Proponents, meanwhile, insist that smoking bans and tobacco sales restrictions limit not just individuals’ rights but also the rights of businesses to run themselves as they see fit.

”If regulations are going to be passed upon the business people, they should be done by elected officials, not by appointed people once or twice removed from elected officials,” argues Wachtmann, who represents 10 counties in rural Northwest Ohio and himself owns a business, Maumee Valley Bottlers Inc.

Organizations such as the Ohio Grocers Association, Ohio Council of Retail Merchants and Ohio Restaurant Association agree.

”We simply don’t think nonelected officials should be making such drastic business decisions,” says Josh Sanders, public affairs director for the Ohio Council of Retail Merchants and executive director of the Ohio Association of Convenience Stores.

Boards of health implement issues such as licensing systems and penalties, he points out.

”They don’t have to answer to the business community when, in effect, some of these rules they pass could put smaller businesses out of a job,” Sanders says.

Sanders says while the bill will allow business owners to get a fair hearing in the process before elected government bodies, the business community must take advantage of that situation.

”Business owners cannot say, if we get this passed, everything’s fine and not do anything about it,” Sanders says, especially considering that passage of the law means more government coming into their businesses. ”They’re the ones that on the local level need to make sure their business is run the way they want it to be run.”

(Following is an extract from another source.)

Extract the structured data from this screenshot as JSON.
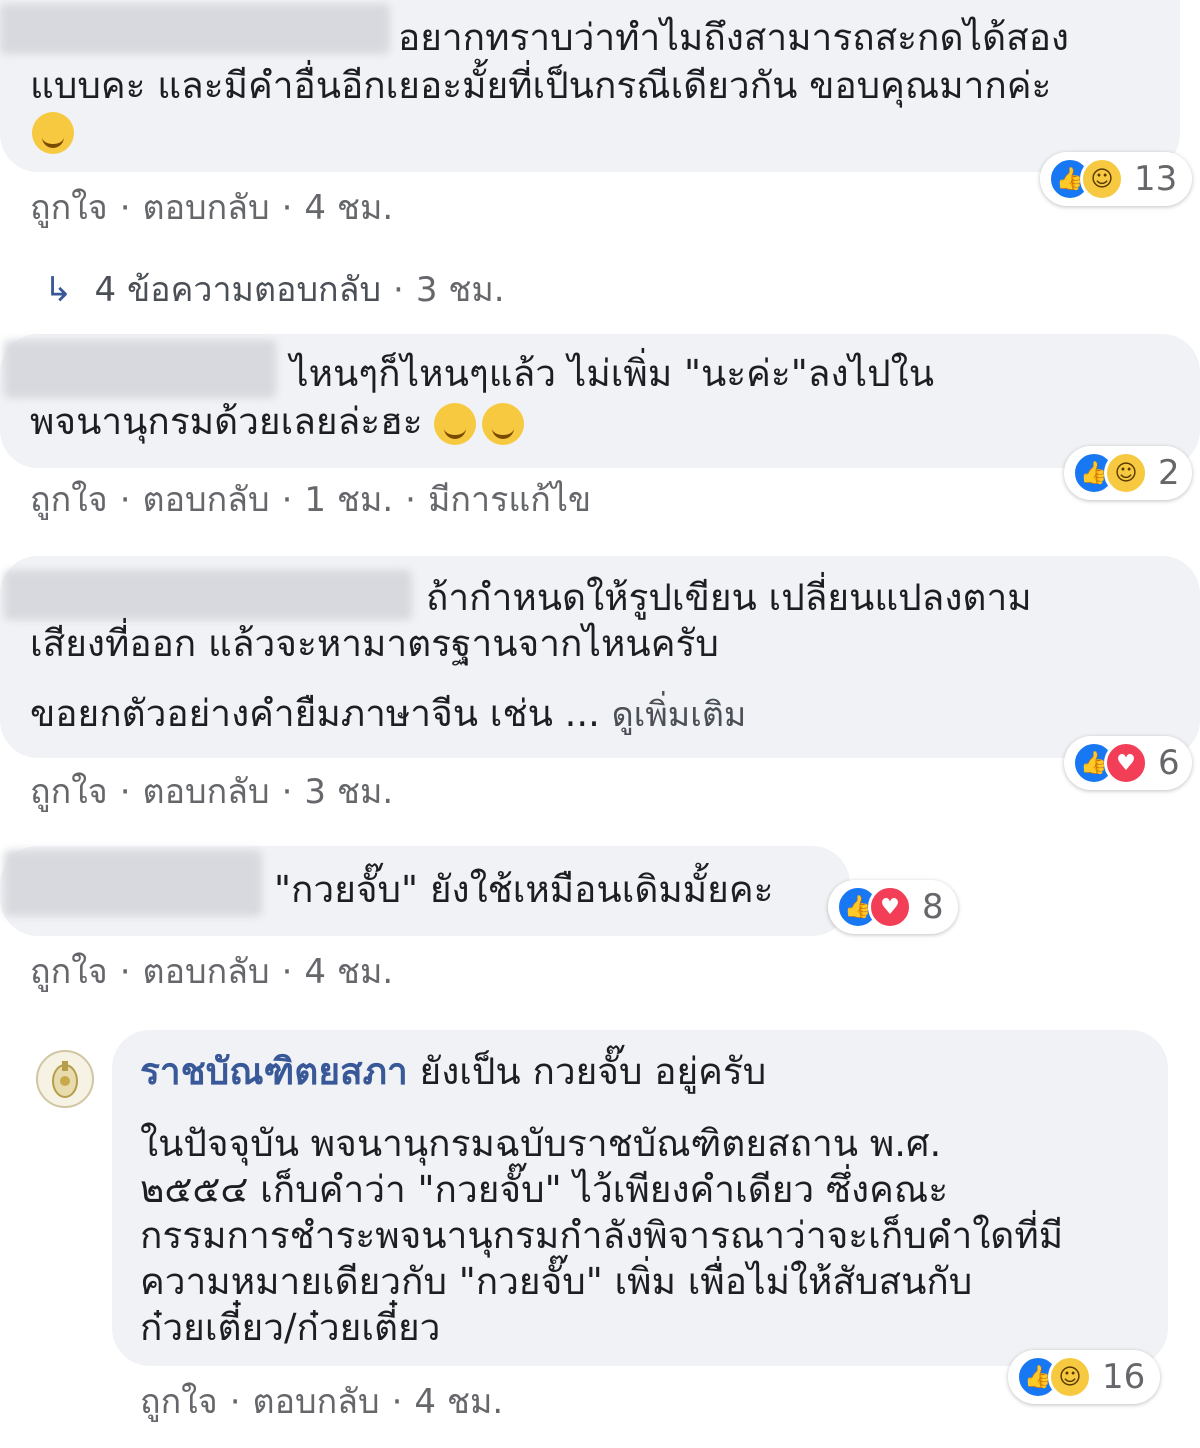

To keep track of S.B. 128, visit the Web site of the 124th Ohio General Assembly at www.legislature.state.oh.us, type in the bill number and select the Senate option. How to reach: Sen. Lynn Wachtmann, (614) 466-8150; Josh Sanders, Ohio Council of Retail Merchants, (614) 221-7833; Jodi Govern, Ohio Department of Health, (614) 644-8562

Joan Slattery Wall ([email protected]) is a senior editor and statehouse correspondent for SBN Magazine.